### Study material

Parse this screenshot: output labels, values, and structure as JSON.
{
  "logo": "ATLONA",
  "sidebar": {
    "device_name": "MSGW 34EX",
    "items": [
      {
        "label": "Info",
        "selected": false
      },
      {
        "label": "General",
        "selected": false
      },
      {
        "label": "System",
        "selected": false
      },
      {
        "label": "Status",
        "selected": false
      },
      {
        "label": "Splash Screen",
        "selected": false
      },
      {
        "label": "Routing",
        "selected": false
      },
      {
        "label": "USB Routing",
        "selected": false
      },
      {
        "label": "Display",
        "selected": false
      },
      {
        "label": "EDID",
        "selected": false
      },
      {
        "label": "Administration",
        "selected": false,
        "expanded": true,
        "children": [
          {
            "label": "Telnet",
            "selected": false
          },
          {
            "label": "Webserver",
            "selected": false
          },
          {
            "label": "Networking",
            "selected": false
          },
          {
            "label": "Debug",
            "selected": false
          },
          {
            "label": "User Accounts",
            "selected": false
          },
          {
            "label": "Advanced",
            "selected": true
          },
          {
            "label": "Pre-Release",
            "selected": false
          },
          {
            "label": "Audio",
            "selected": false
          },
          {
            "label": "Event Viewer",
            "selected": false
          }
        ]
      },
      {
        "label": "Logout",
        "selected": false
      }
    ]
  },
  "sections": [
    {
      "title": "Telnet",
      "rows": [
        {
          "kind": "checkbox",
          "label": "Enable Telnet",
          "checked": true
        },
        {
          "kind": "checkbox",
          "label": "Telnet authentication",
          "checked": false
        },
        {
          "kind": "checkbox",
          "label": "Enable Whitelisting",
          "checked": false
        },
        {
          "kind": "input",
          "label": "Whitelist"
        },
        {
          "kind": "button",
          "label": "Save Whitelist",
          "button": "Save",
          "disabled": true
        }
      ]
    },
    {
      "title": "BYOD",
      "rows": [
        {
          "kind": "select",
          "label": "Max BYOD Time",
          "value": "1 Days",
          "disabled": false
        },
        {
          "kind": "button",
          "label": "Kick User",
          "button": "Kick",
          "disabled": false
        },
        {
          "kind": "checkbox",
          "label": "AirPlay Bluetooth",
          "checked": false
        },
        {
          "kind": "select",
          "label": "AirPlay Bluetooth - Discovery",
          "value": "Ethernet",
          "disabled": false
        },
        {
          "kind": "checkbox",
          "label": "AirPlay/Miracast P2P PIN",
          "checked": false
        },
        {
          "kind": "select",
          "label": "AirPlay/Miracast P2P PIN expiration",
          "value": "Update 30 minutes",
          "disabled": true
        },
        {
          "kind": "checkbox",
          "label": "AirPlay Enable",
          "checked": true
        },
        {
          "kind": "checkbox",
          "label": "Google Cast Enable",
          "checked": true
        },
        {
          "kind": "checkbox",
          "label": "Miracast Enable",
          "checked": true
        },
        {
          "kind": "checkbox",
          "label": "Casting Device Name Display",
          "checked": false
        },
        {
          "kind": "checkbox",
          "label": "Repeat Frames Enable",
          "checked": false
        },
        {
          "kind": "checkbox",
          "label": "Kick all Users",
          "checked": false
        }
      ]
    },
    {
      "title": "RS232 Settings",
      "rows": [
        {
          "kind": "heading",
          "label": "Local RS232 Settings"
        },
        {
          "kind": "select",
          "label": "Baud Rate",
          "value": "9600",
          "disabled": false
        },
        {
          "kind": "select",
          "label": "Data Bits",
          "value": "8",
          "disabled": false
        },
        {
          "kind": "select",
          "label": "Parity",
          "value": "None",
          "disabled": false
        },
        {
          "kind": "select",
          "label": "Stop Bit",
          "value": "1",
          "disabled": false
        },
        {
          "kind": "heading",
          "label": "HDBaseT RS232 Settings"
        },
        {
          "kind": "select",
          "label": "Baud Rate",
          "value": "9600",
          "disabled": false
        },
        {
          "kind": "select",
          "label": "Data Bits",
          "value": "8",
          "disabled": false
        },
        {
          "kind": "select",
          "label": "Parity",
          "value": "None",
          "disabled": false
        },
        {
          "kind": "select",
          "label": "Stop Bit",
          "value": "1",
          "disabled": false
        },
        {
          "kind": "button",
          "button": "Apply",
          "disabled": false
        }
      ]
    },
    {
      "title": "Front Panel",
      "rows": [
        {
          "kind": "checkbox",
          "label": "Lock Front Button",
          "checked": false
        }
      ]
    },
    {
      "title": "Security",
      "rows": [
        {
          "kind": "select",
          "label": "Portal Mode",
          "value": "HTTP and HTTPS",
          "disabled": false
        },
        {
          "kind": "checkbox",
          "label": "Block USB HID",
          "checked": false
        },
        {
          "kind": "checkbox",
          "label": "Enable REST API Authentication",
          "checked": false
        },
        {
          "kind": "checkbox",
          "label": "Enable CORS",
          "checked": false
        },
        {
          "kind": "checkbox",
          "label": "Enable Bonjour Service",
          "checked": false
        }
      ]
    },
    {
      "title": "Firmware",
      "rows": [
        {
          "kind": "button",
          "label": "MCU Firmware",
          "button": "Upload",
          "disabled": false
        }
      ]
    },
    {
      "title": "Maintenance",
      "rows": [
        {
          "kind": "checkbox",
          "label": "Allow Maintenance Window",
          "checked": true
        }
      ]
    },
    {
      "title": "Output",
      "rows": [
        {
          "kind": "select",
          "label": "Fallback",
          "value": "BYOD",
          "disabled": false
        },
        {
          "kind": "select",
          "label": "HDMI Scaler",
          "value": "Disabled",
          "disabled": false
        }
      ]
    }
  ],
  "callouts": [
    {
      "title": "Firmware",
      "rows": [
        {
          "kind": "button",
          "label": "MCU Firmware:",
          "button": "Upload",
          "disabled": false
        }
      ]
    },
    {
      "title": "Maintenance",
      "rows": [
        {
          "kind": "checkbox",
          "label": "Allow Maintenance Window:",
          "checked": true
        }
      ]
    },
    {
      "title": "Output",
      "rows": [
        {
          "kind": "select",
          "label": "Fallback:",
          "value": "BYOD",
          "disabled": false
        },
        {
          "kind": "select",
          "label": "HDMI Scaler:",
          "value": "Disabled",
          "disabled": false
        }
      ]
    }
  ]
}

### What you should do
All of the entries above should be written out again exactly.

### Expected answer
Parse this screenshot: output labels, values, and structure as JSON.
{
  "logo": "ATLONA",
  "sidebar": {
    "device_name": "MSGW 34EX",
    "items": [
      {
        "label": "Info",
        "selected": false
      },
      {
        "label": "General",
        "selected": false
      },
      {
        "label": "System",
        "selected": false
      },
      {
        "label": "Status",
        "selected": false
      },
      {
        "label": "Splash Screen",
        "selected": false
      },
      {
        "label": "Routing",
        "selected": false
      },
      {
        "label": "USB Routing",
        "selected": false
      },
      {
        "label": "Display",
        "selected": false
      },
      {
        "label": "EDID",
        "selected": false
      },
      {
        "label": "Administration",
        "selected": false,
        "expanded": true,
        "children": [
          {
            "label": "Telnet",
            "selected": false
          },
          {
            "label": "Webserver",
            "selected": false
          },
          {
            "label": "Networking",
            "selected": false
          },
          {
            "label": "Debug",
            "selected": false
          },
          {
            "label": "User Accounts",
            "selected": false
          },
          {
            "label": "Advanced",
            "selected": true
          },
          {
            "label": "Pre-Release",
            "selected": false
          },
          {
            "label": "Audio",
            "selected": false
          },
          {
            "label": "Event Viewer",
            "selected": false
          }
        ]
      },
      {
        "label": "Logout",
        "selected": false
      }
    ]
  },
  "sections": [
    {
      "title": "Telnet",
      "rows": [
        {
          "kind": "checkbox",
          "label": "Enable Telnet",
          "checked": true
        },
        {
          "kind": "checkbox",
          "label": "Telnet authentication",
          "checked": false
        },
        {
          "kind": "checkbox",
          "label": "Enable Whitelisting",
          "checked": false
        },
        {
          "kind": "input",
          "label": "Whitelist"
        },
        {
          "kind": "button",
          "label": "Save Whitelist",
          "button": "Save",
          "disabled": true
        }
      ]
    },
    {
      "title": "BYOD",
      "rows": [
        {
          "kind": "select",
          "label": "Max BYOD Time",
          "value": "1 Days",
          "disabled": false
        },
        {
          "kind": "button",
          "label": "Kick User",
          "button": "Kick",
          "disabled": false
        },
        {
          "kind": "checkbox",
          "label": "AirPlay Bluetooth",
          "checked": false
        },
        {
          "kind": "select",
          "label": "AirPlay Bluetooth - Discovery",
          "value": "Ethernet",
          "disabled": false
        },
        {
          "kind": "checkbox",
          "label": "AirPlay/Miracast P2P PIN",
          "checked": false
        },
        {
          "kind": "select",
          "label": "AirPlay/Miracast P2P PIN expiration",
          "value": "Update 30 minutes",
          "disabled": true
        },
        {
          "kind": "checkbox",
          "label": "AirPlay Enable",
          "checked": true
        },
        {
          "kind": "checkbox",
          "label": "Google Cast Enable",
          "checked": true
        },
        {
          "kind": "checkbox",
          "label": "Miracast Enable",
          "checked": true
        },
        {
          "kind": "checkbox",
          "label": "Casting Device Name Display",
          "checked": false
        },
        {
          "kind": "checkbox",
          "label": "Repeat Frames Enable",
          "checked": false
        },
        {
          "kind": "checkbox",
          "label": "Kick all Users",
          "checked": false
        }
      ]
    },
    {
      "title": "RS232 Settings",
      "rows": [
        {
          "kind": "heading",
          "label": "Local RS232 Settings"
        },
        {
          "kind": "select",
          "label": "Baud Rate",
          "value": "9600",
          "disabled": false
        },
        {
          "kind": "select",
          "label": "Data Bits",
          "value": "8",
          "disabled": false
        },
        {
          "kind": "select",
          "label": "Parity",
          "value": "None",
          "disabled": false
        },
        {
          "kind": "select",
          "label": "Stop Bit",
          "value": "1",
          "disabled": false
        },
        {
          "kind": "heading",
          "label": "HDBaseT RS232 Settings"
        },
        {
          "kind": "select",
          "label": "Baud Rate",
          "value": "9600",
          "disabled": false
        },
        {
          "kind": "select",
          "label": "Data Bits",
          "value": "8",
          "disabled": false
        },
        {
          "kind": "select",
          "label": "Parity",
          "value": "None",
          "disabled": false
        },
        {
          "kind": "select",
          "label": "Stop Bit",
          "value": "1",
          "disabled": false
        },
        {
          "kind": "button",
          "button": "Apply",
          "disabled": false
        }
      ]
    },
    {
      "title": "Front Panel",
      "rows": [
        {
          "kind": "checkbox",
          "label": "Lock Front Button",
          "checked": false
        }
      ]
    },
    {
      "title": "Security",
      "rows": [
        {
          "kind": "select",
          "label": "Portal Mode",
          "value": "HTTP and HTTPS",
          "disabled": false
        },
        {
          "kind": "checkbox",
          "label": "Block USB HID",
          "checked": false
        },
        {
          "kind": "checkbox",
          "label": "Enable REST API Authentication",
          "checked": false
        },
        {
          "kind": "checkbox",
          "label": "Enable CORS",
          "checked": false
        },
        {
          "kind": "checkbox",
          "label": "Enable Bonjour Service",
          "checked": false
        }
      ]
    },
    {
      "title": "Firmware",
      "rows": [
        {
          "kind": "button",
          "label": "MCU Firmware",
          "button": "Upload",
          "disabled": false
        }
      ]
    },
    {
      "title": "Maintenance",
      "rows": [
        {
          "kind": "checkbox",
          "label": "Allow Maintenance Window",
          "checked": true
        }
      ]
    },
    {
      "title": "Output",
      "rows": [
        {
          "kind": "select",
          "label": "Fallback",
          "value": "BYOD",
          "disabled": false
        },
        {
          "kind": "select",
          "label": "HDMI Scaler",
          "value": "Disabled",
          "disabled": false
        }
      ]
    }
  ],
  "callouts": [
    {
      "title": "Firmware",
      "rows": [
        {
          "kind": "button",
          "label": "MCU Firmware:",
          "button": "Upload",
          "disabled": false
        }
      ]
    },
    {
      "title": "Maintenance",
      "rows": [
        {
          "kind": "checkbox",
          "label": "Allow Maintenance Window:",
          "checked": true
        }
      ]
    },
    {
      "title": "Output",
      "rows": [
        {
          "kind": "select",
          "label": "Fallback:",
          "value": "BYOD",
          "disabled": false
        },
        {
          "kind": "select",
          "label": "HDMI Scaler:",
          "value": "Disabled",
          "disabled": false
        }
      ]
    }
  ]
}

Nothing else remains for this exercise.